> _TASK STATEMENT_: Scan the data for "price" and copy each matching line.

Data about app and page elements
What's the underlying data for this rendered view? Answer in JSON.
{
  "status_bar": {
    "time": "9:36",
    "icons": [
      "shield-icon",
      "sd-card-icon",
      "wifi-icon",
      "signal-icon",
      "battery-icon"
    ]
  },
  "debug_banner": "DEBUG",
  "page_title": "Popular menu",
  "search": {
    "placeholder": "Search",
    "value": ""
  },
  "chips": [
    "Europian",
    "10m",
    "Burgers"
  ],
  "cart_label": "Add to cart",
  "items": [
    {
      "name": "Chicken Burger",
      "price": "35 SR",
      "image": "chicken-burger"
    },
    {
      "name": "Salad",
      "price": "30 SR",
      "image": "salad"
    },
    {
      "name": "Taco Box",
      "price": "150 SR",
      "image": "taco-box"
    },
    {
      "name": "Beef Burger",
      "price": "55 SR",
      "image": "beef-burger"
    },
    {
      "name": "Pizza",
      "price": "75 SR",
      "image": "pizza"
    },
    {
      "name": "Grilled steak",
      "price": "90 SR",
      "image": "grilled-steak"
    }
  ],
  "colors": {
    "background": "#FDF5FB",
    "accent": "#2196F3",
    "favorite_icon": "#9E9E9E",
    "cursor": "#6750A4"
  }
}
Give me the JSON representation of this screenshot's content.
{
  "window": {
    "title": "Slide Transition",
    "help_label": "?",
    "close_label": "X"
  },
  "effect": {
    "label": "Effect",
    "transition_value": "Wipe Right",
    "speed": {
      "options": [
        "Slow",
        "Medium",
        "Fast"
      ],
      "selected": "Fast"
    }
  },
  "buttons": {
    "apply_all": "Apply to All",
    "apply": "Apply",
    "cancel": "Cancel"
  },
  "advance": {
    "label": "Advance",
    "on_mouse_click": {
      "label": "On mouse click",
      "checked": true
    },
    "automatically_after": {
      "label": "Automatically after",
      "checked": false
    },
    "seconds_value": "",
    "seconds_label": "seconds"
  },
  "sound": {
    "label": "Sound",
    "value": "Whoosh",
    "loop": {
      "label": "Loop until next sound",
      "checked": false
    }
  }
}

> _ANSWER FOR THE TASK_:
      "price": "35 SR",
      "price": "30 SR",
      "price": "150 SR",
      "price": "55 SR",
      "price": "75 SR",
      "price": "90 SR",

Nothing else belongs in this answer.